Barbera d'Asti superiore Alfiera 2019
DOCG, Marchesi Alfieri, 1500 ml
Deep ruby colour. Pronounced jammy nose, a combination of plum and raspberry. This single-varietal wine is highly concentrated and the oak is nicely integrated. Alfiera is an elegant Barbera with a lovely long finish.
|Italy / Piemont / Barbera d'Asti
|3 to 12 years after harvest
|16 to 18 °C
|Brasato di manzo al Barolo, Bistecca fiorentina, T-Bone steak, Wild specialities, Wild boar entrecôte with Spätzli, Spicy hard cheese
|fully destemmed, long must fermentation
|in tonneau, partly in barrique/ Pièces
At the intersection of Roero, Langhe and Monforte, between Asti and Alba, lies the small medieval village of San Martino Alfieri. The magnificent baroque castle of the Marchesi Alfieri and the Azienda building are located on the hill.
The winery is run by three sisters, Emanuela, Antonella and Giovanna San Martino di San Germano, direct descendants of the Marchesi Alfieri. The winemaker Mario Olivero has been at their side for many years.
The Alfieri have been living here since 1616, and have been closely connected with the Piedmont region and its history since. They have asserted their influence honourably in literature, architecture and politics. The magnificent chambers, halls and the romantic orangery speak of an eventful family history at every turn. The huge park is a feast for the eyes and quickens the heart of any botanist or gardener.
The all-around culinary companion
The Barbera grape is one of the cornerstones of the Piedmont.
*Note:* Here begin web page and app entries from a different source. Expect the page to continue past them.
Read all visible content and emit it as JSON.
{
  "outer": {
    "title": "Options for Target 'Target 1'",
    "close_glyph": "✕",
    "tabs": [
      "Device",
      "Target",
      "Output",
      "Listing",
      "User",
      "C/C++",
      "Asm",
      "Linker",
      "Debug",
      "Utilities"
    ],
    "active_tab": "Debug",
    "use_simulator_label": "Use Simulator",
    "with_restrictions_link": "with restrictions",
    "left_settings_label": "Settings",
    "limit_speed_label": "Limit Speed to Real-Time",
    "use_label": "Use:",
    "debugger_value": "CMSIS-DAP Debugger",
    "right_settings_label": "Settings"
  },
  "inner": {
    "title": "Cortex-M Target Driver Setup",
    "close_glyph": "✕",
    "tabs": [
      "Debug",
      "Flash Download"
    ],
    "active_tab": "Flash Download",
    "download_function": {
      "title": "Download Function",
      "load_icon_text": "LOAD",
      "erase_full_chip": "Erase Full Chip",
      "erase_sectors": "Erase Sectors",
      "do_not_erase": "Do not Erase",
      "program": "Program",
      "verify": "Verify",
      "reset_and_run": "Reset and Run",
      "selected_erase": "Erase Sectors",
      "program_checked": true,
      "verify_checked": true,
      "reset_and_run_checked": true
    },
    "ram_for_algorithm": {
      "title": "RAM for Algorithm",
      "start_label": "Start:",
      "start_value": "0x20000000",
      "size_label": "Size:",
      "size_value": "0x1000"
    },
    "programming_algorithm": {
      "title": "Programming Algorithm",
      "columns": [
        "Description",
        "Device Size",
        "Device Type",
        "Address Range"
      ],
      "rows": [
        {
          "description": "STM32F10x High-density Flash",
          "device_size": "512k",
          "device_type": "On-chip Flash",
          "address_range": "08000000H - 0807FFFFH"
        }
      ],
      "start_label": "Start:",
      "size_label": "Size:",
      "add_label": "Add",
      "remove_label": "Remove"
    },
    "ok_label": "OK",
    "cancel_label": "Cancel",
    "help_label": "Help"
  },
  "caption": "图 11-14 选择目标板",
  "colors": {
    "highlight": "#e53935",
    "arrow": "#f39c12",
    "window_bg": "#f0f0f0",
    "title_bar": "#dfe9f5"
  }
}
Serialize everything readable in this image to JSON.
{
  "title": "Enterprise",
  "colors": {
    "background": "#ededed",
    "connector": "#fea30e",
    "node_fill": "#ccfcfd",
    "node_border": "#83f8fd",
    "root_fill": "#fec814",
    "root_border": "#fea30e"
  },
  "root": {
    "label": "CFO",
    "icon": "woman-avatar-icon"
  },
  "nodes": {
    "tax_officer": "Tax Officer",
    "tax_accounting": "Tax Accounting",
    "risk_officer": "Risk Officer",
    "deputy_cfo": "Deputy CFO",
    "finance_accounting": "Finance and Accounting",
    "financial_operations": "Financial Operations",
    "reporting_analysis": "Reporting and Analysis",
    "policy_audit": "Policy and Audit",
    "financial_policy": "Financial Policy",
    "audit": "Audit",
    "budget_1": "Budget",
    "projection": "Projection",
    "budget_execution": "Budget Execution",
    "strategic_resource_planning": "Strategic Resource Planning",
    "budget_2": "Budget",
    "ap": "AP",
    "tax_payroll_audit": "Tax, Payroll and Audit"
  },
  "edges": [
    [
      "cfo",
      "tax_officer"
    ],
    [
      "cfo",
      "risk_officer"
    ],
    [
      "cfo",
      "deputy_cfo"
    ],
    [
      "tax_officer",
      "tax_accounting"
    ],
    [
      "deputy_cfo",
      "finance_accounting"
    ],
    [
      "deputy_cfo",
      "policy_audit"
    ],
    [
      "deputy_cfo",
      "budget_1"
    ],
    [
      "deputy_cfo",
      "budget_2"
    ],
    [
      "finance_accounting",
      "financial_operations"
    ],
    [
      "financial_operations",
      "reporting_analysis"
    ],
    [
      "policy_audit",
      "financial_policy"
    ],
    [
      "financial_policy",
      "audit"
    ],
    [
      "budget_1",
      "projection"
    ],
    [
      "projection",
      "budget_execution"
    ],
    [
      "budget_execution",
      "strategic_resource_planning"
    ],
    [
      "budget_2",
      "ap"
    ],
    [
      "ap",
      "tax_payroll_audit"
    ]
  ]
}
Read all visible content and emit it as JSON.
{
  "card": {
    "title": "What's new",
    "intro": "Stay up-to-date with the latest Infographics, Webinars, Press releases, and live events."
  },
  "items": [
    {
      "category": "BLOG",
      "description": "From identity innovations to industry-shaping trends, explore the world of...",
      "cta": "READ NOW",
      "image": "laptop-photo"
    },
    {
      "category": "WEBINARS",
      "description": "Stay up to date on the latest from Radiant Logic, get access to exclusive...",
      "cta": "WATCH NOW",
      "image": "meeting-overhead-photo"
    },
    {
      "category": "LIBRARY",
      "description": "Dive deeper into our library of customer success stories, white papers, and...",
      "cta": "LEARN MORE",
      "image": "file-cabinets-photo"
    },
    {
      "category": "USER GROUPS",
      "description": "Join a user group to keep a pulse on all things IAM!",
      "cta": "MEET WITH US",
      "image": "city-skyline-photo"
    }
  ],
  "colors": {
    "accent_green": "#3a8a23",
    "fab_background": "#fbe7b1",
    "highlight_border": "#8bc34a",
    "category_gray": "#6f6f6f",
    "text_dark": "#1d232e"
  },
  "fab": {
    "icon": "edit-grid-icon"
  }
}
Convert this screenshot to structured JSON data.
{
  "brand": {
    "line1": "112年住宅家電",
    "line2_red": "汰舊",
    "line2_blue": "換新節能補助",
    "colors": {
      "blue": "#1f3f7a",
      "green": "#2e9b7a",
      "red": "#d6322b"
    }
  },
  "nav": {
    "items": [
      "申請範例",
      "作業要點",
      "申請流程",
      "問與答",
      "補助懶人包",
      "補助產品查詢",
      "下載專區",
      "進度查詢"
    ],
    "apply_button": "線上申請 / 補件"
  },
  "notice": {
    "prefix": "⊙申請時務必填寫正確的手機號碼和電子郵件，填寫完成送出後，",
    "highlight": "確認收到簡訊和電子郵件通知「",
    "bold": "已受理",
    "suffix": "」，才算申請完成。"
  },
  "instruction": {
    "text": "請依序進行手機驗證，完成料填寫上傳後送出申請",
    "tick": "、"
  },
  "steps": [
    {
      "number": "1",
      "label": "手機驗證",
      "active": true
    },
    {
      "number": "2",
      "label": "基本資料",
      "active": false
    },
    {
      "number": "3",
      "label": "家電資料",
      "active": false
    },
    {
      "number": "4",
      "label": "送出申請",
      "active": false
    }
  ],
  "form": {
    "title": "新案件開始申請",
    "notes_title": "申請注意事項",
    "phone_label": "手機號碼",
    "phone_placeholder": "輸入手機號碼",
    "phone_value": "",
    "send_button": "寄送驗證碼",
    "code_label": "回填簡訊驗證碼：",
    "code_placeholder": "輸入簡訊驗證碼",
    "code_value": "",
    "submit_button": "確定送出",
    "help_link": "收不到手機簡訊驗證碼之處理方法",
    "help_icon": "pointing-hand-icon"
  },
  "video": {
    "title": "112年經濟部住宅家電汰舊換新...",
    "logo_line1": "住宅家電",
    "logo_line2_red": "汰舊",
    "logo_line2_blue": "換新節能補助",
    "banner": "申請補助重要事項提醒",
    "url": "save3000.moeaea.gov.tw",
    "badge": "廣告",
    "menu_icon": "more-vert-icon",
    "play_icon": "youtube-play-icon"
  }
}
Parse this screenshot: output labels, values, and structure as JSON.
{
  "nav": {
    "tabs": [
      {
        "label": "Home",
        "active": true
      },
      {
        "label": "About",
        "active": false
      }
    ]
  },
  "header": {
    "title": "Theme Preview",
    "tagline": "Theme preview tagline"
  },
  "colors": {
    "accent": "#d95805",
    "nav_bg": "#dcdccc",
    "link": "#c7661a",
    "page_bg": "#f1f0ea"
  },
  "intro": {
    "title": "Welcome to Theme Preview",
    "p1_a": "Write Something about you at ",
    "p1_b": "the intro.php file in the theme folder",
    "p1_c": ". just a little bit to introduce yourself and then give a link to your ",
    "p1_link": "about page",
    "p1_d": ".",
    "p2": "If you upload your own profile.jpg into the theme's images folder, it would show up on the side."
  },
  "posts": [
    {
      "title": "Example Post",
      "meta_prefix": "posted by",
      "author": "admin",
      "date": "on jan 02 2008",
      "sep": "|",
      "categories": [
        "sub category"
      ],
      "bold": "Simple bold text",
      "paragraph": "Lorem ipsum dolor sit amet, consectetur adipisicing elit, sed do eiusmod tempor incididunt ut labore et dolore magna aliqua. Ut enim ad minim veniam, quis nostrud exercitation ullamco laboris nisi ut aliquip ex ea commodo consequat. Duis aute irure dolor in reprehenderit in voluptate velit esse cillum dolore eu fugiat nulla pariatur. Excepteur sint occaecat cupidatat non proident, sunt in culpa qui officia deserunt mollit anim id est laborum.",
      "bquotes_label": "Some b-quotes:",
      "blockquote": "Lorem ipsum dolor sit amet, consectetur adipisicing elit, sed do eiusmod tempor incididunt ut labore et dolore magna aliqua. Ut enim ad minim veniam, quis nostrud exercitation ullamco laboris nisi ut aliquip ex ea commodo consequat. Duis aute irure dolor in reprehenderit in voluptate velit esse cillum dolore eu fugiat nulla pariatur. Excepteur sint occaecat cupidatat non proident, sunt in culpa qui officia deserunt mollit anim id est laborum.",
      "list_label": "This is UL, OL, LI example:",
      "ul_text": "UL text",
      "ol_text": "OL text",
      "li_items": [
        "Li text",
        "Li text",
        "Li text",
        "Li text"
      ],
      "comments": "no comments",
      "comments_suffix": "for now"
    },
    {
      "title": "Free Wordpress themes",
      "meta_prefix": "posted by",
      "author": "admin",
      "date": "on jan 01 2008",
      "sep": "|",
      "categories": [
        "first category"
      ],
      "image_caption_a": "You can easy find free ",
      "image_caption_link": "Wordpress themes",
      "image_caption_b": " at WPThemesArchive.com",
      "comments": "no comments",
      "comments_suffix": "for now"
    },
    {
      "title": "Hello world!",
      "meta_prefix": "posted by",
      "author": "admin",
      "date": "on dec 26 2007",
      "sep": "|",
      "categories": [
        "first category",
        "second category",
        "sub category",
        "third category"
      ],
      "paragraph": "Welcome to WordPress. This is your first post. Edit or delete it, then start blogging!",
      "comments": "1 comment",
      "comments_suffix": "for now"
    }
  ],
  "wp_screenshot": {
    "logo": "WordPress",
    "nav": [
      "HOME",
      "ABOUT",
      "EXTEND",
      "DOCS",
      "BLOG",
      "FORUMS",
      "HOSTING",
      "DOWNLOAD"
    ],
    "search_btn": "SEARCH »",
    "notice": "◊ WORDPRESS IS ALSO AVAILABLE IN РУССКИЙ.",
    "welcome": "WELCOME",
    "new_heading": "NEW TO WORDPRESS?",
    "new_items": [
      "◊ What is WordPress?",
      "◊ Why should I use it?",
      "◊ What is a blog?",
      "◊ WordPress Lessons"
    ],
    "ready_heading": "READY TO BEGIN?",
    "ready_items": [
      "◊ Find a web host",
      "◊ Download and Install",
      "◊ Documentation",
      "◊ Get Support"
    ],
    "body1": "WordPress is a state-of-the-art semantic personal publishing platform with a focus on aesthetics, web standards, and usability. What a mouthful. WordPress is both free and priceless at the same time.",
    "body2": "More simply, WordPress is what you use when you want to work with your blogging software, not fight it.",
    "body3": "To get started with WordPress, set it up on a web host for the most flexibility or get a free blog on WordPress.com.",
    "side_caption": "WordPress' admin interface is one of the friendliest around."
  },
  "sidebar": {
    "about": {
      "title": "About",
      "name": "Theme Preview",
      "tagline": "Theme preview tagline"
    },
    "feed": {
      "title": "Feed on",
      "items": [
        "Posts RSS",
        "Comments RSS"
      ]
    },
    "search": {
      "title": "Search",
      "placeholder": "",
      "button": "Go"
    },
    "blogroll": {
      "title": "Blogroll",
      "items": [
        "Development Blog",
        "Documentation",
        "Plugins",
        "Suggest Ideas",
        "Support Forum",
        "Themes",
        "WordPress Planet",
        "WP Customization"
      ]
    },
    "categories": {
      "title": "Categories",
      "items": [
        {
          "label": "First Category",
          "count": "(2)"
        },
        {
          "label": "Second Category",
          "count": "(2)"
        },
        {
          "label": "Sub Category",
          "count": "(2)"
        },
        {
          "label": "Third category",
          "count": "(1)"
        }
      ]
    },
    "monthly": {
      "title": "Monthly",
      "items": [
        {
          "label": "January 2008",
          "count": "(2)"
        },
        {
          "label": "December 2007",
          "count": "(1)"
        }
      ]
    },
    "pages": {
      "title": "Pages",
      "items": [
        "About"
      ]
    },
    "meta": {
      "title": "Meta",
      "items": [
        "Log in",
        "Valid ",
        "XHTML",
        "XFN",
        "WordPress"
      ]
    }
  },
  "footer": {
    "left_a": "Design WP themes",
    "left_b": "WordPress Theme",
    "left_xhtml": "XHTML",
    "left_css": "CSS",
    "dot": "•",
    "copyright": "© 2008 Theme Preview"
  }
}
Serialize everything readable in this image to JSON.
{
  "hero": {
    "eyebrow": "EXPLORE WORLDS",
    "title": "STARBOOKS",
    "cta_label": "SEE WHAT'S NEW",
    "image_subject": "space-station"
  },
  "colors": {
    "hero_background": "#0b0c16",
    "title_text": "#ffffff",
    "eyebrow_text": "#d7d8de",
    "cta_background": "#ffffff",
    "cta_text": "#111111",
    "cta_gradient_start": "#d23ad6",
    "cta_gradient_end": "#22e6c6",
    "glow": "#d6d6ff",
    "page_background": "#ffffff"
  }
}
It lends its name to three cultivation areas: Barbera d’Asti, Barbera d’Alba and Barbera di Monferrato. There are fierce rivalries. Thus the vintners of Asti assert that their Barbera is better than those from Alba, because the best sites in Alba are reserved for Barolo and Barberesco. The truth is, there are all kinds of Barbera: young and fruity, ripe and complex, simple or sophisticated. The best representatives are ruby red with pure, sweet cherry fruit, soft body and fresh acidity. They are fantastic culinary companions: there is scarcely any Italian dish with which they do not fit. The variety is well-distributed, thanks to the Italian emigrants in California.
Italy – Where wine is a way of life
The Italian wine regions are extremely diverse, and this is made clear in their wines. Established varieties such as Merlot, Syrah, and Sauvignon can be found on just 15 percent of the total vine growing area. The remaining 85 percent is reserved for autochthonous, indigenous varieties. More than 2,000 different grape varieties are grown under diverse conditions and pressed with various techniques into wines that reach the top tier of the international wine market.